This first teen-life book in the "Diary of a Teenage Girl: Maya" series by Melody Carlson is published by Multnomah Books.
Not-So-Simple Life is written for kids ages 16 to 18. The age range reflects readability and not necessarily content appropriateness.
Fifteen-year-old Maya Stark, daughter of the famed '80s singer Nick Stark, lives with her alcoholic, drug-addicted mother. Her father, who is traveling the world to revive his career, has little idea of the struggles she faces or the depth of her desire to become emancipated from her family. Despite her disdain for the fashion industry, Maya lands several jobs in high-end retail and modeling. She plans to divorce herself from her parents and prove herself legally and financially worthy to become independent at age 16. Maya hits a turning point when her mother is arrested on drug charges, and her Uncle Allen and Cousin Kim invite her to live with them. In the comfort of their “normal” home, a depressed and suicidal Maya finds God and begins a new life serving Him.
Maya's grandmother takes her to church when she's young, but Grandma Carolina's death leaves Maya angry and skeptical about God. Maya's cousin, Kim, and uncle, Allen, are Christians. Kim urges Maya to keep a journal, ask Jesus into her heart and begin meeting with the youth pastor's wife weekly. Kim's youth pastor encourages Maya's difficult questions about God and assures her He is big enough to handle them. Maya accepts Christ and discovers a sense of peace and belonging that she's not known before.
Maya's mother, Shannon, is an alcoholic and a drug addict who frequently disappears for days at a time, fails to pay bills, physically and verbally abuses her daughter, squanders child support and steals the money Maya earns at her job. Maya's dad is too busy to be bothered by a teenage daughter, though he does step in to help when Shannon is arrested on drug charges. Maya's bosses in the fashion/modeling industry are harsh and snooty. Maya's uncle and older cousin, Kim, invite her into their home when she has nowhere else to go and offer kindness and patience — as well as God's love.
Other Belief Systems
When Maya does something nice for her photographers, she mentions feeling good, "kind of like karma." At the end of each of Maya's journal entries, she puts in a "green tip." Maya's a vegan and into saving the earth. Throughout the book, the author seems to have an environmental agenda. At the very end, Maya does come to the conclusion that God (the Creator of the earth) comes first, not the planet.
The word crap appears a few times.
A couple of the girls Maya meets in the fashion/modeling industry live with their boyfriends.
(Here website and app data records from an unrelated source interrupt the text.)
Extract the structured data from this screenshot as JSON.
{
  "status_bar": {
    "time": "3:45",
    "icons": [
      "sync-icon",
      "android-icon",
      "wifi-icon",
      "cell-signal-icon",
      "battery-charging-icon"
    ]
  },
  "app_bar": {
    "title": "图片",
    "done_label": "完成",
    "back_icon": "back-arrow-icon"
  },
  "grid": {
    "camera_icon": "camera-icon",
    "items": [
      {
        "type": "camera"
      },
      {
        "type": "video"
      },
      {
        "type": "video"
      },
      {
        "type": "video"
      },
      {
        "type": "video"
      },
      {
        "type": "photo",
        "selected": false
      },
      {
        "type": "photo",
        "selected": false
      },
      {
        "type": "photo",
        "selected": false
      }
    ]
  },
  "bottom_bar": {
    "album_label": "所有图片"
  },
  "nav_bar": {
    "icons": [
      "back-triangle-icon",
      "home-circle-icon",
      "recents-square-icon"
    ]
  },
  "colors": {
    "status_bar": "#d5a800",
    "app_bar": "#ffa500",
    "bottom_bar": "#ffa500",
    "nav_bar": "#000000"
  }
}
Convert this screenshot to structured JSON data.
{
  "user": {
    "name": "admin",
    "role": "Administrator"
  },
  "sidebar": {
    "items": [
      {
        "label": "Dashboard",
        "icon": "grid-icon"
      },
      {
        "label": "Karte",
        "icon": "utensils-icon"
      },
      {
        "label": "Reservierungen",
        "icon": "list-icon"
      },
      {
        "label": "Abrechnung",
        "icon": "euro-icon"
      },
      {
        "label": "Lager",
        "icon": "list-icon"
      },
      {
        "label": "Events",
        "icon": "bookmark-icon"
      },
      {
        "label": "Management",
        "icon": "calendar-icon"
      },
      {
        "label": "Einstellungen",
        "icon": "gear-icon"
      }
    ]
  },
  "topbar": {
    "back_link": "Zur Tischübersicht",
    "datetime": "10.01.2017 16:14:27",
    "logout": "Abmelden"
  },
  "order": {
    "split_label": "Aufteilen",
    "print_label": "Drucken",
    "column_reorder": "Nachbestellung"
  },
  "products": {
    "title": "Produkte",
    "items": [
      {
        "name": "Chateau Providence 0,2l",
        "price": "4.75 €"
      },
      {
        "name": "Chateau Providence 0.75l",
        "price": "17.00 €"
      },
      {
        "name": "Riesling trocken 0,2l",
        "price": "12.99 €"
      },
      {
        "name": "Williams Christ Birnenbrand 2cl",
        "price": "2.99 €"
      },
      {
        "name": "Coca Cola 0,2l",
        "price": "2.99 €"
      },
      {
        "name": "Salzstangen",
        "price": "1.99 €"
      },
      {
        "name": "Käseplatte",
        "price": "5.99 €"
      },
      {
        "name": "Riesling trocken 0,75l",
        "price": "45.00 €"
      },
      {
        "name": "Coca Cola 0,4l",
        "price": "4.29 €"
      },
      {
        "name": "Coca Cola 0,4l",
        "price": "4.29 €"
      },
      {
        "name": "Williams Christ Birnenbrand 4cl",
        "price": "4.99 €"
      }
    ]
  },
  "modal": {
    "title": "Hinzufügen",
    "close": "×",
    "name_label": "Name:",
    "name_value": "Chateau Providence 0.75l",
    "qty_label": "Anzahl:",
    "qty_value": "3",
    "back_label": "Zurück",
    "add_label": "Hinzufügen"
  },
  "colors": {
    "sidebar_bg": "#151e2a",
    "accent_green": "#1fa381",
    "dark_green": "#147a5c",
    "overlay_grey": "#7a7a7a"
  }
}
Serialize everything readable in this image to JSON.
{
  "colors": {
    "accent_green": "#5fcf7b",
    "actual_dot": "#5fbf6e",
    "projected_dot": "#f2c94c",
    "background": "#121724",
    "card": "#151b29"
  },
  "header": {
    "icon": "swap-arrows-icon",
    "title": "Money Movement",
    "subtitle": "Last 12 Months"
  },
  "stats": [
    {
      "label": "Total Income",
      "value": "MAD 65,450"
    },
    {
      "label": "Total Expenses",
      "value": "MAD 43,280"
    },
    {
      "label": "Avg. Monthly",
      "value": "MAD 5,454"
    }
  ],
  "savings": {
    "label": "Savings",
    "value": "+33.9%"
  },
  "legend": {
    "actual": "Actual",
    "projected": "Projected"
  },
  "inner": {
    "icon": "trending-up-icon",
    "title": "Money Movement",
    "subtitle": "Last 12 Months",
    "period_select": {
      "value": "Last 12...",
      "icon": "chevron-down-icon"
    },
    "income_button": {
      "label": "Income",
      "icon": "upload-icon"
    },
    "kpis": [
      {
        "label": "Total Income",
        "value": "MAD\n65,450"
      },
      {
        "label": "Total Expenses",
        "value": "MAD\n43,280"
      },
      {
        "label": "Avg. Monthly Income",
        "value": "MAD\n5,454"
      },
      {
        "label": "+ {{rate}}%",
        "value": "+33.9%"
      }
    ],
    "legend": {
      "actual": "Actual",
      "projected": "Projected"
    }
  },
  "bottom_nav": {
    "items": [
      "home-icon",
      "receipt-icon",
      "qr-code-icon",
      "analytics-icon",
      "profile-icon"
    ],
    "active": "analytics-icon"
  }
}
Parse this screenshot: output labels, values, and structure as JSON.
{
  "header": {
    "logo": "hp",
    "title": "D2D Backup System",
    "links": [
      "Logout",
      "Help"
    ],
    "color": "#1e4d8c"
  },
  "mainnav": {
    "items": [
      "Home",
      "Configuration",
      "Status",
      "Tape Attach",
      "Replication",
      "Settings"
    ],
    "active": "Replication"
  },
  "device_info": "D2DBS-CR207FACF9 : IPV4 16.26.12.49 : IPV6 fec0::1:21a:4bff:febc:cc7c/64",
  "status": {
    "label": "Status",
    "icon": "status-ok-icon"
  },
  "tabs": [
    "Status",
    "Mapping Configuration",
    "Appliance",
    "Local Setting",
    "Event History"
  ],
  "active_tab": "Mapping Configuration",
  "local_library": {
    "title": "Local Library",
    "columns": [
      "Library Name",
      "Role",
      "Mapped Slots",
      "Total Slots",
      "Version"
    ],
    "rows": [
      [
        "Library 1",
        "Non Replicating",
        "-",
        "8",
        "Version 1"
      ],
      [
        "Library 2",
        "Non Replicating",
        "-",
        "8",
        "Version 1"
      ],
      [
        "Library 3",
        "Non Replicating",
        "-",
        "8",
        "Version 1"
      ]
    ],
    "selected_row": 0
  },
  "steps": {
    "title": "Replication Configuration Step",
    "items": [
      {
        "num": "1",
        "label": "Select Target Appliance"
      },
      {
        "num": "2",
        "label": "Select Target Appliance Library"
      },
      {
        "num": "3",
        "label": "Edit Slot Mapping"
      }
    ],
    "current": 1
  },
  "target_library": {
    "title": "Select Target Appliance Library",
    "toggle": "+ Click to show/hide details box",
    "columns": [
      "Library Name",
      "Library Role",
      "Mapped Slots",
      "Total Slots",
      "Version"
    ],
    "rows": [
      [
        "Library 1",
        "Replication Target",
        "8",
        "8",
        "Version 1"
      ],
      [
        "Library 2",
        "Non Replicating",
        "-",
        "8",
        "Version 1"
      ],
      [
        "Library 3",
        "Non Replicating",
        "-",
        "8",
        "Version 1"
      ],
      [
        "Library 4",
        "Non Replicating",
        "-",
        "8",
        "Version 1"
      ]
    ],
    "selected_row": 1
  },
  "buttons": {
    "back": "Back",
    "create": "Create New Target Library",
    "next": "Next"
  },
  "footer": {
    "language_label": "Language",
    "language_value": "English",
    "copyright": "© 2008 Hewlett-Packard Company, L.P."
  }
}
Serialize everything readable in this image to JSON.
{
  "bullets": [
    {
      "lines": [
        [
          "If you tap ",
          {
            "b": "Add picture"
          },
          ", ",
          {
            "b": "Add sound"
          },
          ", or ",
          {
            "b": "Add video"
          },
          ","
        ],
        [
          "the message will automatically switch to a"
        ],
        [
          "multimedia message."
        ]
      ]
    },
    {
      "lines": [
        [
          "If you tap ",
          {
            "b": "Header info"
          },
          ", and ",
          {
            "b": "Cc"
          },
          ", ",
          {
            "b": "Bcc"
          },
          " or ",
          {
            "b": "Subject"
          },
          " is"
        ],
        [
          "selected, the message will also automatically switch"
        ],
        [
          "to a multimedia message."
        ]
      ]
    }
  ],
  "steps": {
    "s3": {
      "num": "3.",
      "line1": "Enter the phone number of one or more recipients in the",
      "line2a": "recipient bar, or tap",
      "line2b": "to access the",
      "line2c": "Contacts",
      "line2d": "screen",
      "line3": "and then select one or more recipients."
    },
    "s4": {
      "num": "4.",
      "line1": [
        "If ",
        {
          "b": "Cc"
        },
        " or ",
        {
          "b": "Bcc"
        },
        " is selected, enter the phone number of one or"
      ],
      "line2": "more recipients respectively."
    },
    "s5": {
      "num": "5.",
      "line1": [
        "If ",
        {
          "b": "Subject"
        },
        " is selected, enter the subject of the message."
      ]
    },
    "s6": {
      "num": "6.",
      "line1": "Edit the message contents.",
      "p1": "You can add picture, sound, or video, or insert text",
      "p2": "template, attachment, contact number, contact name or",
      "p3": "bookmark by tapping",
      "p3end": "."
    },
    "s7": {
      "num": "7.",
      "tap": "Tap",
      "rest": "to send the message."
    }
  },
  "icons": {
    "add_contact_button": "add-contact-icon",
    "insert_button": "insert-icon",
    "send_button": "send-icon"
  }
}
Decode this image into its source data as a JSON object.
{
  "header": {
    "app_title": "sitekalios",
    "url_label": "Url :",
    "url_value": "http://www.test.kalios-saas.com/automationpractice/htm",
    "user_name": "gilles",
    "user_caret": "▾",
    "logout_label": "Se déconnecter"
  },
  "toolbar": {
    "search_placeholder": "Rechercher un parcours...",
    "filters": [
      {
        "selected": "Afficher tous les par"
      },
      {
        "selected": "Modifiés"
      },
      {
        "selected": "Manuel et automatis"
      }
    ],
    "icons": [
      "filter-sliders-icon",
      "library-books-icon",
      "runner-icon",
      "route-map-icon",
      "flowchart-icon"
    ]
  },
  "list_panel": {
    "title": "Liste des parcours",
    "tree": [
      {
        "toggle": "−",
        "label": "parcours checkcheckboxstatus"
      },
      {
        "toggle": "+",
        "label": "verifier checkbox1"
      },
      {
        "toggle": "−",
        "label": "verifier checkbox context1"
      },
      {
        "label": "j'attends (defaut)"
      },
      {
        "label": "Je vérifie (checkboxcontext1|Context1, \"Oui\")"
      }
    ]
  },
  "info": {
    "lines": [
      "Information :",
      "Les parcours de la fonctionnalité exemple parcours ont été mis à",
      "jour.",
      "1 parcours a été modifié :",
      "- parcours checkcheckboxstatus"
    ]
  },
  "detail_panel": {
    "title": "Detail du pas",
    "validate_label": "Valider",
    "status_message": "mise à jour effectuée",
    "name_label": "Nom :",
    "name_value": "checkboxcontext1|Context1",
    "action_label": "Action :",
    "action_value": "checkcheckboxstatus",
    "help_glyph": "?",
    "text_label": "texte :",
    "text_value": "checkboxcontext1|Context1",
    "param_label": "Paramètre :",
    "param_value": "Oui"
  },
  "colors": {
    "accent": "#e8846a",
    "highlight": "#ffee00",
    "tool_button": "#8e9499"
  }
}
Maya mentions that there are some sleazy people in the modeling industry who want to take advantage of young talent.
If your children have read this book or someone has read it to them, consider these discussion topics:
- Maya often lies to her mom and even engages in some illegal activities, such as driving without a license.
Do you think her behavior is justified under the circumstances?
- Maya's dad didn't seem as volatile a parent as her mom.
What do you think about the decisions he made to pursue his career?
- What do you think about Campbell and Em living with their boyfriends?
Some couples think that's the best way to get to know their partner before marriage. Do you agree?
What does the Bible say?
- Maya feels as though she's "sold her soul" by working for the fashion industry.
Have you ever done anything that went against your core beliefs?
Why did you do it? How did it feel?
- Maya says she thinks she gave her life to God when she was younger, then she sort of took it back.
Have you ever felt like that?
- Does God ever give up on you or forbid you from returning to Him?
- Do you think Maya should carry on with her emancipation plan?
What other options might she pursue?
- Maya accepted Christ toward the end of the book. She still needs guidance on how to live.
Whom should she see to continue the healing process?
- Maya home schools herself.
Is this possible without parental support? Explain.
- What kinds of government policies are in place to keep kids from home schooling themselves?
- How do you picture home schooling?
- Many home-schooled kids win top academic awards and scholarships.
Do you think they do it all on their own?
- What kind of support do most home-schoolers receive from parents and others?
Note: Other series characters include Caitlin, Chloe and Kim.
Book reviews cover the content, themes and worldviews of fiction books, not their literary merit, and equip parents to decide whether a book is appropriate for their children. A book's inclusion does not constitute an endorsement by Focus on the Family.